MLP also has been shedding the bulk of its commercial property division. Last week, the company announced it had sold Napili Plaza, a 45,200-square-foot neighborhood retail center in West Maui, to A&B Properties Inc., a subsidiary of Alexander & Baldwin Inc., for $7.1 million. MLP said yesterday it will realize a gain of approximately $2 million from that sale, which will be included in its third-quarter results.

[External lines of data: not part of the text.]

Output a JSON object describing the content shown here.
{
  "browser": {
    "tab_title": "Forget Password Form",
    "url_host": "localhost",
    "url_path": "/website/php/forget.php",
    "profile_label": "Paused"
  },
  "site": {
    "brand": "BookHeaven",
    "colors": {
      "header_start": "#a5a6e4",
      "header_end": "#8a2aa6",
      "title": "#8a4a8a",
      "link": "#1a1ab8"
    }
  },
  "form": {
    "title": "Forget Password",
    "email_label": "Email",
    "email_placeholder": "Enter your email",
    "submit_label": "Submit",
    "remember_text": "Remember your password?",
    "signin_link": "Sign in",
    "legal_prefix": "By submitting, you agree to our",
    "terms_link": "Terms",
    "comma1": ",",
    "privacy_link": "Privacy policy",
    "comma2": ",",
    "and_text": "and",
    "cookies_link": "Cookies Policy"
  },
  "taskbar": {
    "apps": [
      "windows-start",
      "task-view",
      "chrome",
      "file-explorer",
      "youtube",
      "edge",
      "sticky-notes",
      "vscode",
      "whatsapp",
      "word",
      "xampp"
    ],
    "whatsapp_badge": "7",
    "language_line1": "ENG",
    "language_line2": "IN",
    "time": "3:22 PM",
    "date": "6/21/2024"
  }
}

MLP also is in the process of selling the considerably larger Queen Kaahumanu Center, which MLP co-owns with the state Employees' Retirement System.
"We will continue to have commercial property as part of the resort operations at Kapalua and as part of our development plans," Young said. "There may be some future commercial property (MLP will pursue), but in terms of the business segment, our two main properties were Napili and Queen Kaahumanu."
Young said MLP is in the planning and entitlement stage for a shopping center in the Pukalani area in central Maui. Completion of that project, though, likely is several years away, he said.
Meanwhile, MLP's second-quarter revenues rose 8.6 percent to $36.5 million from $33.6 million a year ago.
Earnings per share widened to a loss of 56 cents from a loss of 29 cents a year ago. In addition to the management changes and employee layoffs, MLP cited legal fees, consultant costs, depreciation expenses and pension expense as reasons for the loss from operations.
Pineapple operations, which in recent years has been a drag on the company, lost $2.9 million compared with a loss of $1.3 million a year ago. Pineapple revenues, though, rose 7.7 percent to $23.9 million from $22.1 million. The company attributed the gain to higher volume and prices of pineapple sales from Costa Rica by MLP subsidiary Royal Coast Tropical Fruit Co. Inc., as well as increased sales volume of Hawaiian Gold, fresh whole pineapple grown on Maui. MLP said sales volume of its canned pineapple products in the quarter was lower due to increased general and administrative costs, which included layoffs in the division.
Kapalua Resort's operating loss widened to $1 million from a loss of $400,000 a year ago as a shrinking inventory of available products resulted in fewer sales. Resort revenues rose 2.1 percent to $10.5 million from $10.3 million because of increased hotel and villa room occupancies at Kapalua, an increased number of paid rounds of golf, higher green fees and improved merchandise sales.
The commercial and property division's operating loss narrowed to $139,000 from a loss of $458,000 while revenues nearly doubled to $2.1 million from $1.1 million. The higher revenues and improved operating results were due to lot sales at the Kapua Village employee subdivision.